Stocks indexes have resumed an upward trajectory after getting off to the worst start in five years in the first quarter. Investors sold stocks in January as they worried about the impact of an unusually harsh winter on the economy. The dangers of the intensifying conflict between Russia and the Ukraine also weighed on the markets.
By contrast, there were fewer worries in the second quarter.
As the weather improved, there was more encouraging news about hiring and manufacturing. Stocks were also propelled higher by a turnaround in some of the riskier parts of the market. Internet, biotechnology and small-company stocks all rebounded after dragging the market lower in March.
Company earnings, already at record levels, continued to grind higher. Even an escalating conflict in Iraq that pushed up oil prices in June wasn't enough to stop stocks from rising.
"I'm not seeing anything that's going to derail the overall upward climb of the market," said Karyn Cavanaugh, senior market strategist with Voya Investment Management. "The economic backdrop is getting better, so companies will make even more money."
Results were mixed Monday at the close on Wall Street. The Standard & Poor's 500 index fell 0.73 points, less than 0.1 percent, to 1,960.2, just two points from its record close of 1,962.9 set June 20. The index rose 4.7 percent in the quarter and closed with records on 16 occasions during in the period.

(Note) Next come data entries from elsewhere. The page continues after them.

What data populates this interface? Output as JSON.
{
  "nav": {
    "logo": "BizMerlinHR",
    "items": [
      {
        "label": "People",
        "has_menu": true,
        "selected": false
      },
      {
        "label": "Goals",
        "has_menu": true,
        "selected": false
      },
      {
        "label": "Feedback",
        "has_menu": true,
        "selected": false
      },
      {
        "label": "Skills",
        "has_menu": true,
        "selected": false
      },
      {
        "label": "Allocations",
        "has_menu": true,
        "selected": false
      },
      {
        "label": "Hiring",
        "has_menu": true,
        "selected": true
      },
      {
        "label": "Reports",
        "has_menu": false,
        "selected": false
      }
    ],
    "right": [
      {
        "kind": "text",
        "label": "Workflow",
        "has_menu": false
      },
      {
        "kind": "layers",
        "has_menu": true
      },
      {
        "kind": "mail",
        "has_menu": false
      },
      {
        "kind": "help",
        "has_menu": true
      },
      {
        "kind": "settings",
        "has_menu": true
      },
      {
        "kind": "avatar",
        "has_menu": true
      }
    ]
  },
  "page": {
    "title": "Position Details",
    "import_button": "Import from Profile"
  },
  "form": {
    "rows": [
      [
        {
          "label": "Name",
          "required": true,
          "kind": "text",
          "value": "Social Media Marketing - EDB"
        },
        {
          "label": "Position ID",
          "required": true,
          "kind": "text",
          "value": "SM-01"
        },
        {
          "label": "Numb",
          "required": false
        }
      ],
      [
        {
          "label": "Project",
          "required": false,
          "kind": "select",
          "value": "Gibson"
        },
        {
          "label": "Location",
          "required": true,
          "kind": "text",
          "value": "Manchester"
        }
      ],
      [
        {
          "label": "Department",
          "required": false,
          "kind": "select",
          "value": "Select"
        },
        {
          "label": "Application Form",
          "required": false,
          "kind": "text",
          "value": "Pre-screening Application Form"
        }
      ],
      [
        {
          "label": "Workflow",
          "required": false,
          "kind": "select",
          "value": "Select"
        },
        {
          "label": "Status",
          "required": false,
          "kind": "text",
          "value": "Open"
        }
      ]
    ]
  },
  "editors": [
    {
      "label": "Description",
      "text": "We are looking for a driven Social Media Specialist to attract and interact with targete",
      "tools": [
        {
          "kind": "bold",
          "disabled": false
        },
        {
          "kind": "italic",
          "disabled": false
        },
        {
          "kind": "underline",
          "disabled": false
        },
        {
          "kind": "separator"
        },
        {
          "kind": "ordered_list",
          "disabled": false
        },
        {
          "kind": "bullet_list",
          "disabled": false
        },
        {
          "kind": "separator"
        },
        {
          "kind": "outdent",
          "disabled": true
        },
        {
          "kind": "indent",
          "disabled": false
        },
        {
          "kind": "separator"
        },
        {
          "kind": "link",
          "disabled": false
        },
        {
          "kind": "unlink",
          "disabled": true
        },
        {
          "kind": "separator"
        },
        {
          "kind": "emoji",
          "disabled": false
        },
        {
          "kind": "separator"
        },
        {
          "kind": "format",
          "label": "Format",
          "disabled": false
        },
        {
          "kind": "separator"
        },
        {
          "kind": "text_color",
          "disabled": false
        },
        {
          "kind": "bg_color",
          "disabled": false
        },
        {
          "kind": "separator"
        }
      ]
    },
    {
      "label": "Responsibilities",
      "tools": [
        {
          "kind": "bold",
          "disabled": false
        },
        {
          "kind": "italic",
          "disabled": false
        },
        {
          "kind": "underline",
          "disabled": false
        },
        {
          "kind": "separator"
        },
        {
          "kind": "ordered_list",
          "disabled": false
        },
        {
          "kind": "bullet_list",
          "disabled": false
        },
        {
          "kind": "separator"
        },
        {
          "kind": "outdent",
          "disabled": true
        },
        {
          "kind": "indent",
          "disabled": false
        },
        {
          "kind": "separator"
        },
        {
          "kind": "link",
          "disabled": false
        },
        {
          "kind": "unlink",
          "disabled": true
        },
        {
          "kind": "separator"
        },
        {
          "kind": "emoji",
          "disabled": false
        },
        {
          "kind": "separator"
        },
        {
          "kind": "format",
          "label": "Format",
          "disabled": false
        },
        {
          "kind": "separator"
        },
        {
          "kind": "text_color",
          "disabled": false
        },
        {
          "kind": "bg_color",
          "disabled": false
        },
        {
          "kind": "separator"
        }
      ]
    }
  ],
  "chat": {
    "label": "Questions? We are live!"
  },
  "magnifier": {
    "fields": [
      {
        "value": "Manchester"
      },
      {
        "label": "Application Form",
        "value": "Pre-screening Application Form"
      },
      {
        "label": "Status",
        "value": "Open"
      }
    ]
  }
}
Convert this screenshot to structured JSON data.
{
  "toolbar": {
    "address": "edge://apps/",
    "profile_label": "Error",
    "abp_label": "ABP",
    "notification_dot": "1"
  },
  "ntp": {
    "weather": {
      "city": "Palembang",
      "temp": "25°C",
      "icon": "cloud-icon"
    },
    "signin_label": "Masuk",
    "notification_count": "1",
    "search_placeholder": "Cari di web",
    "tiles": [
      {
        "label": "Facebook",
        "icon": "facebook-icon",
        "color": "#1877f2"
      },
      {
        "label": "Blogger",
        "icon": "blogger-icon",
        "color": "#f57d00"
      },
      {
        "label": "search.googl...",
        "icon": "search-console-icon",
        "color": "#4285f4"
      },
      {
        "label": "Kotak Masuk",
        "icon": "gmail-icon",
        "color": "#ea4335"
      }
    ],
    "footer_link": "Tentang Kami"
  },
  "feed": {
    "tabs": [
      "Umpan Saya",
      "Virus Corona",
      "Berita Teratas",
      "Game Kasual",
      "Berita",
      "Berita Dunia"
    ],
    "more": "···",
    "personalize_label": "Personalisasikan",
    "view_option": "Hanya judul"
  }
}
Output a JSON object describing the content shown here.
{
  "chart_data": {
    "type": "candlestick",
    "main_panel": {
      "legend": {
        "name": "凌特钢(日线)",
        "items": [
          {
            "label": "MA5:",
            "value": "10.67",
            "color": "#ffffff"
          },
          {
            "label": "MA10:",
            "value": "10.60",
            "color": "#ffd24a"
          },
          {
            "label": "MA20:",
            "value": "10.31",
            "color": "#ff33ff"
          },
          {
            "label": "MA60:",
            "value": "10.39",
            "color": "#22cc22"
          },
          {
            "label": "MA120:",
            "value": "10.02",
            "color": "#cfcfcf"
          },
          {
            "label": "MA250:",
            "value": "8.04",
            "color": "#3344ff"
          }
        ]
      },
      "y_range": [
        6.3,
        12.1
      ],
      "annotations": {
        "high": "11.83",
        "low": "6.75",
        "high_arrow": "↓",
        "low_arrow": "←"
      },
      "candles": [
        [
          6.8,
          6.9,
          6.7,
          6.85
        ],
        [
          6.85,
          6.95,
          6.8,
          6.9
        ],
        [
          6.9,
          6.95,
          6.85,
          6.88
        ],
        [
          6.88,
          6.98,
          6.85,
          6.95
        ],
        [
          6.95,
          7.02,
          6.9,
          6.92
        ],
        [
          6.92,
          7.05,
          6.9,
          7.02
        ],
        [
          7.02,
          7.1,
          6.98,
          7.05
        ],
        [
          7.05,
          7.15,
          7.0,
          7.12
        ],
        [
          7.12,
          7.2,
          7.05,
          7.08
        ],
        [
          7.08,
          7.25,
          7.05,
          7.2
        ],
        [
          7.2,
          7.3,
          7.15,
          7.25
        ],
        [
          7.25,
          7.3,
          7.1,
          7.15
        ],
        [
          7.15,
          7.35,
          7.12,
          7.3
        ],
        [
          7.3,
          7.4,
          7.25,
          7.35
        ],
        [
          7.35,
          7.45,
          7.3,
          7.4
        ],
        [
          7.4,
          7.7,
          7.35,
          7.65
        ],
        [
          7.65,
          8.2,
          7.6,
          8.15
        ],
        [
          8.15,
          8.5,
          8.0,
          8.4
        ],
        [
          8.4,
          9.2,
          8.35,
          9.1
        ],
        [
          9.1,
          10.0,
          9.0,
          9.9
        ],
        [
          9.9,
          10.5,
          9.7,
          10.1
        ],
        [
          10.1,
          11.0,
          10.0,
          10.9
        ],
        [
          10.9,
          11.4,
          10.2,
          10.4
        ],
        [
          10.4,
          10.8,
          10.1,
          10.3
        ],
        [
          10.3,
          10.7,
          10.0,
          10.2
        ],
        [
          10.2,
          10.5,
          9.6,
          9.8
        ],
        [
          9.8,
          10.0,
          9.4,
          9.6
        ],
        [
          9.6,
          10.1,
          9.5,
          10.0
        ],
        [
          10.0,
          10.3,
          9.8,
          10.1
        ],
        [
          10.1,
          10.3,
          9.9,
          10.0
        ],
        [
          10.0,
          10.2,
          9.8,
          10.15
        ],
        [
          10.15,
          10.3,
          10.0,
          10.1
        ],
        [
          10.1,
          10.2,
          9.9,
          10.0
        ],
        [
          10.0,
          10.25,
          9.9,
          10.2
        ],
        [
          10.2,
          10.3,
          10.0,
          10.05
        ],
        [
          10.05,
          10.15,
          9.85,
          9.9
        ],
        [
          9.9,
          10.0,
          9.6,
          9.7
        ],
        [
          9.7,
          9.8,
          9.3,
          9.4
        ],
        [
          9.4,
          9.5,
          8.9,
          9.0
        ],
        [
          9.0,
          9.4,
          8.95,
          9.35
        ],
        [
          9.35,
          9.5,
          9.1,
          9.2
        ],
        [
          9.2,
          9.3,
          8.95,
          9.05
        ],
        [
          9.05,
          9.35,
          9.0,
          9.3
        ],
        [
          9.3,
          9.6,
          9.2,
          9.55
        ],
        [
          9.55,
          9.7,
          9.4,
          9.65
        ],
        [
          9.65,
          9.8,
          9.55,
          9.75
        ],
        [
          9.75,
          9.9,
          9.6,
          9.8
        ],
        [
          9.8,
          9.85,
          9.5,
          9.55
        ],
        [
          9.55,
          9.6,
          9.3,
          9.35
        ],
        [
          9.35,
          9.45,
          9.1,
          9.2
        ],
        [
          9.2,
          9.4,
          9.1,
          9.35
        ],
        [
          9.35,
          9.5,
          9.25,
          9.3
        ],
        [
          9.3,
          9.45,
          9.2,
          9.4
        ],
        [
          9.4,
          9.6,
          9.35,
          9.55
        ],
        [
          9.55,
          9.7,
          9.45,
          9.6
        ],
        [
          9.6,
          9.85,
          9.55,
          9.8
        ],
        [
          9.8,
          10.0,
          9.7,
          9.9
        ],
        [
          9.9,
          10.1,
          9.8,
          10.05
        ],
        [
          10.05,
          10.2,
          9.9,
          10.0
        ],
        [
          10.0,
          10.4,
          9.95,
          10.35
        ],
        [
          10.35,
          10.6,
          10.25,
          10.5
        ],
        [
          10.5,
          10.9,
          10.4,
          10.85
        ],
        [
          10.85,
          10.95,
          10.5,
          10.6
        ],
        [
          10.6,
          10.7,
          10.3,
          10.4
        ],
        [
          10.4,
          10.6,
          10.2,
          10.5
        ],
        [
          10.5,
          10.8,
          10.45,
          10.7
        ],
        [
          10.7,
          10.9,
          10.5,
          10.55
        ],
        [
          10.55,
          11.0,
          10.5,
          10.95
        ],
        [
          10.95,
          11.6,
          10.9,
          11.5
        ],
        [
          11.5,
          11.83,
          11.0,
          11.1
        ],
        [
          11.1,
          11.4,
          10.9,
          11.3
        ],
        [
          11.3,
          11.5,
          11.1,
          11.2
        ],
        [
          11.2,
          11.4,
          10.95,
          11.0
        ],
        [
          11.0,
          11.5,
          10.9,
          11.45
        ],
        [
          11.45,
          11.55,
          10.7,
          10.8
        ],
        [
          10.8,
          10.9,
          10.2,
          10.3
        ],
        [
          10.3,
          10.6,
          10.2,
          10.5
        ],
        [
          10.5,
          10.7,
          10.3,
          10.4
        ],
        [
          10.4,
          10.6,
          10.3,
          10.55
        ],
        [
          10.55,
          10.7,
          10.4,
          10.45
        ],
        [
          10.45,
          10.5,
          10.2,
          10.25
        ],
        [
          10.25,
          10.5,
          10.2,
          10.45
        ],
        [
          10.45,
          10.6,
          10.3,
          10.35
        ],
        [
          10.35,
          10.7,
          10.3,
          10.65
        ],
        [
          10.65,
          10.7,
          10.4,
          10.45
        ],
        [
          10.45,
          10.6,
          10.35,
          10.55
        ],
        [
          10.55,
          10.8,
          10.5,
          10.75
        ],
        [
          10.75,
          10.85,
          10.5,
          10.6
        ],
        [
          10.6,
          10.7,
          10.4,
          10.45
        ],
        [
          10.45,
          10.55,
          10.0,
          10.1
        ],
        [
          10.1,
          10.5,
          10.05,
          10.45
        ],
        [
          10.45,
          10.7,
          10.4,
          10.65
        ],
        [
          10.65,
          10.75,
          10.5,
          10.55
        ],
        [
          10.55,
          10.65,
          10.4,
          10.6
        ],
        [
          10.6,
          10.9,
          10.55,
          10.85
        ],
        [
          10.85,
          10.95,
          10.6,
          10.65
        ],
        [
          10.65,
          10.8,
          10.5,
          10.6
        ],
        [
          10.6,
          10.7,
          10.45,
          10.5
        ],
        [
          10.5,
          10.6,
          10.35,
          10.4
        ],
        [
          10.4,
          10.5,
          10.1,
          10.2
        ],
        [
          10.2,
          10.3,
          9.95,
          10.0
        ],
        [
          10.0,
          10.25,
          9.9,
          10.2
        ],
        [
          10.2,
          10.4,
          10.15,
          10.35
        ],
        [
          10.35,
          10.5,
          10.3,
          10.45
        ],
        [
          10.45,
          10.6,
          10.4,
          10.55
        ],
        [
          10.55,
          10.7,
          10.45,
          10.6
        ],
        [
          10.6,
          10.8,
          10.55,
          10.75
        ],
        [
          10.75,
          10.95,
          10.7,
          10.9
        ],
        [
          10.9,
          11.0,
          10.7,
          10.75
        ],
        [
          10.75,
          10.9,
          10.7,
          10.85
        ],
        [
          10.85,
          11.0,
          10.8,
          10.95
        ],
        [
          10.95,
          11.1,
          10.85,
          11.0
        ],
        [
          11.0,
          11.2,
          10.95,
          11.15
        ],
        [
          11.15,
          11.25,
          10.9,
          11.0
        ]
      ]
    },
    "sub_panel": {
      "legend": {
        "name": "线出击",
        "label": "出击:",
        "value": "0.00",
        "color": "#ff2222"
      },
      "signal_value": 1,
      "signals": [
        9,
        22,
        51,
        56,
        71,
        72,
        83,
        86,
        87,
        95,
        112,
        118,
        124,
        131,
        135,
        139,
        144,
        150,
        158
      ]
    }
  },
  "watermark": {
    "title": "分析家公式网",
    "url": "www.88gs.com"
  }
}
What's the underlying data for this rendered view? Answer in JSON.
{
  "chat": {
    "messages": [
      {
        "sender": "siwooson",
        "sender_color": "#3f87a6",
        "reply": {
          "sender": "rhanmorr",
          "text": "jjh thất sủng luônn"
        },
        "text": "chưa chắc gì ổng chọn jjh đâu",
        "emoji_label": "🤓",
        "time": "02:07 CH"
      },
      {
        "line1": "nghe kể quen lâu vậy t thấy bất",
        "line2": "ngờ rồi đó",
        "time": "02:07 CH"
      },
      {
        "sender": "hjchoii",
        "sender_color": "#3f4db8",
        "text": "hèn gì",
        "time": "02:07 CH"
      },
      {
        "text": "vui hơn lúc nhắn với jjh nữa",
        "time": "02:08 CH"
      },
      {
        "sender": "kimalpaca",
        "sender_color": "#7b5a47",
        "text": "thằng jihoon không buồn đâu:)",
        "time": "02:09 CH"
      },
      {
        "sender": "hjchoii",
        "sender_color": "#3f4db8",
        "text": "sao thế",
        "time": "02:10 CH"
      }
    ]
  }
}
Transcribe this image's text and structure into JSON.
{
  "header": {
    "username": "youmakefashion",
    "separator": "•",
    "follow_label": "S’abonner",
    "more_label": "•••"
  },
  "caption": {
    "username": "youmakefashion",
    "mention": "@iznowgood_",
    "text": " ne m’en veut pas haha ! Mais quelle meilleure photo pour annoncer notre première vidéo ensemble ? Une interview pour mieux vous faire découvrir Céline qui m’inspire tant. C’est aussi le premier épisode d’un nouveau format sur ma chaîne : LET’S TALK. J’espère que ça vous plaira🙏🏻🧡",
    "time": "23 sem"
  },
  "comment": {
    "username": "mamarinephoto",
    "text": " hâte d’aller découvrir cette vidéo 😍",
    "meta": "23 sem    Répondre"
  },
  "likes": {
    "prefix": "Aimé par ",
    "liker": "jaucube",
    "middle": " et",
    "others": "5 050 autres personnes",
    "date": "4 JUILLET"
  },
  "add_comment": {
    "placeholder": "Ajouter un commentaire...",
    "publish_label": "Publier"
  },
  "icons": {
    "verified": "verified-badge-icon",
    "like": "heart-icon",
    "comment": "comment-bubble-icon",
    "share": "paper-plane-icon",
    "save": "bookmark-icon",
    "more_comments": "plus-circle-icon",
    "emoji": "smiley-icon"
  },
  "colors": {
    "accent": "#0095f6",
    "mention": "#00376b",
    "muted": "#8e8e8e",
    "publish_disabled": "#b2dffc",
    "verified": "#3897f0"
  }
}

The Dow Jones industrial average fell 25.24 points Monday, or nearly 0.2 percent, to 16,826.6 and posted a gain of 2.4 percent in the quarter. The Nasdaq composite rose 10.3 points, or about 0.2 percent, to 4,408.2, rising 5 percent in the quarter.